■ Assignment
Using the entries that follow, report the number of lines that include the string "Management", without any other text.

= = = = =

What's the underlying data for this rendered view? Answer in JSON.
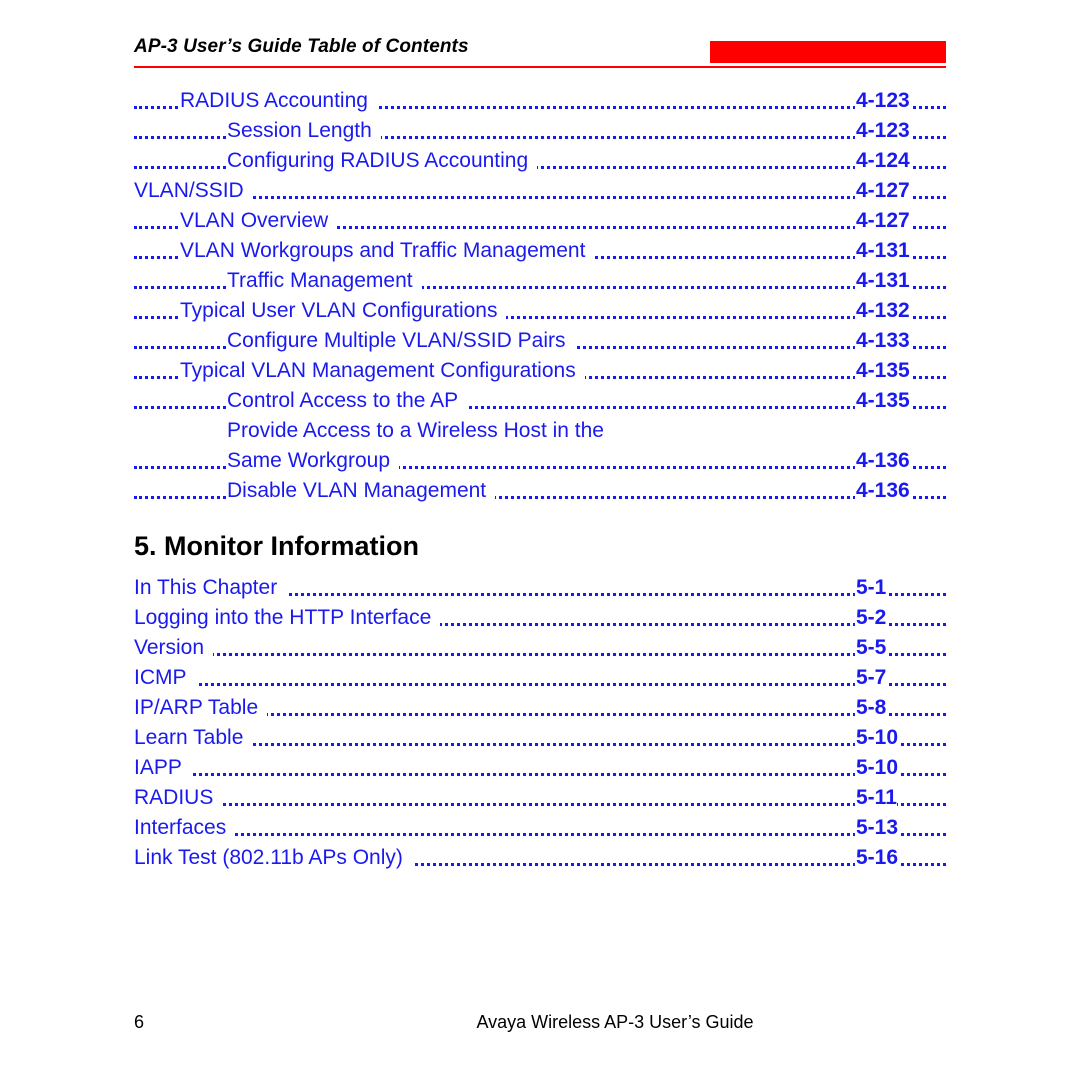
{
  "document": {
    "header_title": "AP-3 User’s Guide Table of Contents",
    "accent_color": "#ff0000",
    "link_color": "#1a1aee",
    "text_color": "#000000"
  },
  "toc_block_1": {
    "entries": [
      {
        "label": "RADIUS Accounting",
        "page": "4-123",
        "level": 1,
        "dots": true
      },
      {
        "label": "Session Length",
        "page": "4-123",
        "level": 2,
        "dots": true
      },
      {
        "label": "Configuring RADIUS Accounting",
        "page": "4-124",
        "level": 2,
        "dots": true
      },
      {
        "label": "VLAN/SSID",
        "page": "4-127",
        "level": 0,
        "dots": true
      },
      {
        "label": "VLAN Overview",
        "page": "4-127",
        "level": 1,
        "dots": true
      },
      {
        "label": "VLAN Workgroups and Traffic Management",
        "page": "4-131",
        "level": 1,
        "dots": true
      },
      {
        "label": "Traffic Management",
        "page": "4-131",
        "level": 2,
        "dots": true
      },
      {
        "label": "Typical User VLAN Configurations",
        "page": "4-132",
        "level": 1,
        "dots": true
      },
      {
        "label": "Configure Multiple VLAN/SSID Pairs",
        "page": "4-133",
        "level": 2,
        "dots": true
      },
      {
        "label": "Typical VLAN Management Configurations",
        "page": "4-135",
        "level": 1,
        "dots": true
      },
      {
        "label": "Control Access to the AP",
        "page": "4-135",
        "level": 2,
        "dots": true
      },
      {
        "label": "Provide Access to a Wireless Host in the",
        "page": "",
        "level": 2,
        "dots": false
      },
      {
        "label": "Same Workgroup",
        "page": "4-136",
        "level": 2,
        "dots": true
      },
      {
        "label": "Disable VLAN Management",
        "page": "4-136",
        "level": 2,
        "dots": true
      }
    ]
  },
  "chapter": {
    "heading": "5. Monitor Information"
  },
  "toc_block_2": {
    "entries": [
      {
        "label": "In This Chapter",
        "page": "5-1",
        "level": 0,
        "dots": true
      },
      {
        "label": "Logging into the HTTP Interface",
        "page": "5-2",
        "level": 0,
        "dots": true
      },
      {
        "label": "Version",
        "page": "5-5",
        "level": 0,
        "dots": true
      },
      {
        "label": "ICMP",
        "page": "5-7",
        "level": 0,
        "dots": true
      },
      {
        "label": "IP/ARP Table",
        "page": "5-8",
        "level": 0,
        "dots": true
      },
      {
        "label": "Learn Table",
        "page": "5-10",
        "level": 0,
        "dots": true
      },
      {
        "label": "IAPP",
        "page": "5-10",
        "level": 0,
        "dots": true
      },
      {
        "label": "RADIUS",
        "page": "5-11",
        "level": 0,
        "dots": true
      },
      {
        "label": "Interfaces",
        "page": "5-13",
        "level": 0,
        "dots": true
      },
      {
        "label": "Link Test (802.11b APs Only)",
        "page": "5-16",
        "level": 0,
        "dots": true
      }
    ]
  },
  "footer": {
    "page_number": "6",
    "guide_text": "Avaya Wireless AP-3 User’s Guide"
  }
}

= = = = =

■ Solution
4